|Official title:||Pattadakal Temple Complex|
|Cultural monument:||nine Hindu temples and one Jain sanctuary from the time of the Chalukya dynasty, including Sangameshvara Temple, also known as Sri Vijayeshvara, Virupaksha Temple, Papanatha Temple with reliefs from the Ramayana, an ancient Indian epic, Mallikarjuna Temple, the unfinished Galaganatha Temple as well as the Jambulinga Temple and the Kashivishveshvara Temple|
|Location:||Pattadakal on Malaprabha, northeast of Dharwar|
|Meaning:||in the architecture of the Hindu temples and a Jain place of worship a harmonious combination of the North and South Indian architectural styles|
Pattadakal Temple Complex: History
|696-733||Vijayaditya Satyashraya, builder of Sri Vijayeshvara|
|734-745||King Vikramaditya II|
|740||Construction of the Virupaksha Temple, a foundation of Queen Lokamahadevi|
|744||Completion of the Mallikarjuna Temple|
|750||Construction of the Papanatha temple|
For the gods – for the glory of the king
When in the evening television program Rama and Hanuman lead the monkey army into battle to free the virtuous Sita from the clutches of the ten-headed and twenty-armed demon king Ravana, the streets of major Indian cities are deserted today.
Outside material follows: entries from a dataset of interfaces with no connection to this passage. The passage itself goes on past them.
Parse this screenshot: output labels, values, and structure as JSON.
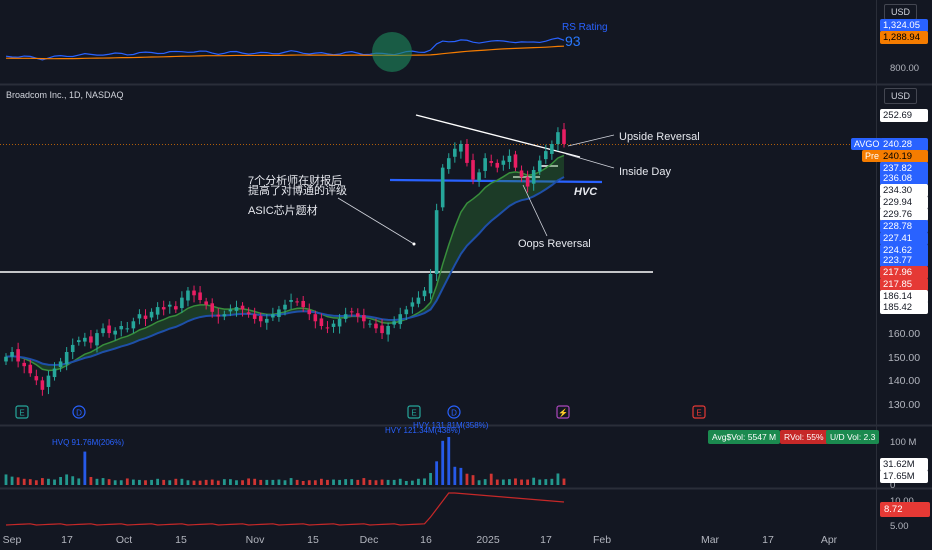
{
  "header": {
    "symbol_title": "Broadcom Inc., 1D, NASDAQ",
    "currency_top": "USD",
    "currency_main": "USD"
  },
  "rs_panel": {
    "label": "RS Rating",
    "rating": "93",
    "price_labels": [
      {
        "text": "1,324.05",
        "bg": "#2962ff",
        "fg": "#ffffff"
      },
      {
        "text": "1,288.94",
        "bg": "#f57c00",
        "fg": "#000000"
      }
    ],
    "scale_label": "800.00"
  },
  "annotations": {
    "analysts_cn_line1": "7个分析师在财报后",
    "analysts_cn_line2": "提高了对博通的评级",
    "asic": "ASIC芯片题材",
    "upside_reversal": "Upside Reversal",
    "inside_day": "Inside Day",
    "hvc": "HVC",
    "oops_reversal": "Oops Reversal"
  },
  "price_axis_labels": [
    {
      "text": "252.69",
      "bg": "#ffffff",
      "fg": "#131722"
    },
    {
      "text": "240.28",
      "bg": "#2962ff",
      "fg": "#ffffff",
      "tag": "AVGO",
      "tag_bg": "#2962ff"
    },
    {
      "text": "240.19",
      "bg": "#f57c00",
      "fg": "#000000",
      "tag": "Pre",
      "tag_bg": "#f57c00"
    },
    {
      "text": "237.82",
      "bg": "#2962ff",
      "fg": "#ffffff"
    },
    {
      "text": "236.08",
      "bg": "#2962ff",
      "fg": "#ffffff"
    },
    {
      "text": "234.30",
      "bg": "#ffffff",
      "fg": "#131722"
    },
    {
      "text": "229.94",
      "bg": "#ffffff",
      "fg": "#131722"
    },
    {
      "text": "229.76",
      "bg": "#ffffff",
      "fg": "#131722"
    },
    {
      "text": "228.78",
      "bg": "#2962ff",
      "fg": "#ffffff"
    },
    {
      "text": "227.41",
      "bg": "#2962ff",
      "fg": "#ffffff"
    },
    {
      "text": "224.62",
      "bg": "#2962ff",
      "fg": "#ffffff"
    },
    {
      "text": "223.77",
      "bg": "#2962ff",
      "fg": "#ffffff"
    },
    {
      "text": "217.96",
      "bg": "#e53935",
      "fg": "#ffffff"
    },
    {
      "text": "217.85",
      "bg": "#e53935",
      "fg": "#ffffff"
    },
    {
      "text": "186.14",
      "bg": "#ffffff",
      "fg": "#131722"
    },
    {
      "text": "185.42",
      "bg": "#ffffff",
      "fg": "#131722"
    }
  ],
  "price_ticks": [
    "160.00",
    "150.00",
    "140.00",
    "130.00"
  ],
  "event_markers": [
    {
      "kind": "E",
      "color": "#26a69a"
    },
    {
      "kind": "D",
      "color": "#2962ff"
    },
    {
      "kind": "E",
      "color": "#26a69a"
    },
    {
      "kind": "D",
      "color": "#2962ff"
    },
    {
      "kind": "⚡",
      "color": "#ab47bc"
    },
    {
      "kind": "E",
      "color": "#e53935"
    }
  ],
  "volume_panel": {
    "hvq_label": "HVQ 91.76M(206%)",
    "hvy_label1": "HVY 131.81M(358%)",
    "hvy_label2": "HVY 121.34M(438%)",
    "stats": [
      {
        "text": "Avg$Vol: 5547 M",
        "bg": "#1b8a4f"
      },
      {
        "text": "RVol: 55%",
        "bg": "#c62828"
      },
      {
        "text": "U/D Vol: 2.3",
        "bg": "#1b8a4f"
      }
    ],
    "scale_top": "100 M",
    "scale_bottom": "0",
    "value_labels": [
      {
        "text": "31.62M",
        "bg": "#ffffff",
        "fg": "#131722"
      },
      {
        "text": "17.65M",
        "bg": "#ffffff",
        "fg": "#131722"
      }
    ]
  },
  "bottom_panel": {
    "tick_top": "10.00",
    "value": "8.72",
    "tick_bottom": "5.00"
  },
  "time_axis": [
    "Sep",
    "17",
    "Oct",
    "15",
    "Nov",
    "15",
    "Dec",
    "16",
    "2025",
    "17",
    "Feb",
    "Mar",
    "17",
    "Apr"
  ],
  "chart_data": {
    "type": "candlestick",
    "title": "Broadcom Inc., 1D, NASDAQ",
    "ylim": [
      125,
      257
    ],
    "last_price": 240.28,
    "support_level": 175,
    "hvc_level": 226,
    "closes": [
      150,
      152,
      148,
      146,
      143,
      140,
      136,
      142,
      145,
      148,
      152,
      155,
      157,
      158,
      156,
      160,
      162,
      160,
      161,
      163,
      162,
      165,
      168,
      166,
      169,
      171,
      170,
      172,
      170,
      175,
      178,
      176,
      174,
      172,
      169,
      167,
      168,
      170,
      171,
      170,
      168,
      166,
      165,
      166,
      168,
      170,
      172,
      174,
      173,
      171,
      168,
      165,
      163,
      162,
      164,
      166,
      168,
      169,
      167,
      165,
      164,
      162,
      160,
      163,
      165,
      168,
      170,
      173,
      175,
      178,
      185,
      212,
      230,
      234,
      238,
      240,
      232,
      225,
      228,
      234,
      232,
      230,
      233,
      235,
      230,
      226,
      222,
      229,
      233,
      237,
      240,
      245,
      240
    ],
    "volume_m": [
      29,
      23,
      21,
      17,
      16,
      13,
      19,
      17,
      15,
      22,
      29,
      24,
      18,
      91.76,
      22,
      17,
      19,
      16,
      13,
      13,
      18,
      15,
      14,
      13,
      14,
      17,
      14,
      13,
      17,
      17,
      13,
      12,
      12,
      14,
      15,
      12,
      16,
      16,
      13,
      13,
      18,
      17,
      14,
      14,
      14,
      15,
      13,
      19,
      14,
      11,
      13,
      13,
      17,
      14,
      15,
      14,
      16,
      16,
      14,
      19,
      14,
      13,
      15,
      14,
      14,
      17,
      11,
      12,
      17,
      18,
      33,
      65,
      121.34,
      131.81,
      50,
      47,
      31,
      27,
      13,
      16,
      31,
      15,
      15,
      16,
      18,
      15,
      15,
      20,
      15,
      16,
      17,
      31.62,
      17.65
    ],
    "rs_rating": 93,
    "lower_panel_last": 8.72
  }
}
Many centuries ago people were enthusiastic about such stories. They suffered with Draupati when the dice game went to their evil cousins as a win, and they enjoyed the pranks of young Krishna when they “read” the exciting adventures of their heroes from the magnificently designed friezes of their temples. These “comics in stone” also add to the artistic significance of Pattadakal.
Pattadakal is a special place, surrounded by a landscape that is characterized by erratic rock formations and round cut stone blocks. And it is also a particularly sacred place: The Malaprabha river flows northwards here – in the sense of Indian mythology, towards Mount Meru, the magical center of the world. The kings of the Chalukya dynasty founded an unusual city here in the first half of the 8th century, as it was never inhabited by humans. In addition to numerous smaller shrines, several magnificent temples were built here – in honor of the gods and in honor of the kings who felt themselves to be their embodiment on earth. From then on, all rulers were crowned at this chosen place.
According to ethnicityology, the two most beautiful temples, both in the so-called South Indian style, were donated by two queens who were sisters in memory of their common husband, King Vikramaditya II, who had triumphed over the Pallavas with his followers and conquered their capital Kanchipuram. An inscription reports that the king brought architects and sculptors with him from the conquered capital so that they might build a temple for him like the famous Kailasha Temple in Kanchi. The larger of the two and the most important of all is the Virupaksha Temple. The »All Saints« with a Shiva linga, the »phallic column«, is surrounded on three sides by a corridor that opens to the east into a large hall. Finely crafted reliefs on the pillars tell vividly of the deeds of the gods.
Flat pillars separate niches on the outer facade with expressive sculptures that illustrate the rich Indian mythology: the eight-armed Shiva, who crushes the demon of ignorance in a cosmic dance; or Shiva as Ardhanarishvara, half man, half woman, symbolizing the creative power of God and the dynamic energy of the mother goddess. You can see Vishnu who, as a lion man, comes to grips with the demon Hiranyakashipu, or how he comes flying on the back of the bird of god Garuda to save an elephant that is attacked by a crocodile. The temple entrances are flanked by grim guards armed with a trident or a snake-wrapped club.
Smaller and less lavishly decorated with sculptures, the temples in the so-called North Indian style impress with their tower, which tapers conically upwards in a gentle curve and is crowned by a large, grooved end stone. The river goddesses Ganga and Yamuna flank the entrance. A horseshoe-shaped group of figures on the tower facade shows the “master” of the temple: impressive at the Jambulinga temple is the dancing Shiva with his wife Parvati and the bull Nandi. The somewhat distant Papanatha Temple, on the other hand, combines elements of the North and South Indian style in a particularly concise form.
The Chalukya dynasty made lasting contributions to architecture and art in India not only in Pattadakal: In the early days they took the art of cave temples to new heights, then they experimented with all the forms of the free-standing structural temple known at the time and laid the foundations for the further development of the South Indian temple architecture.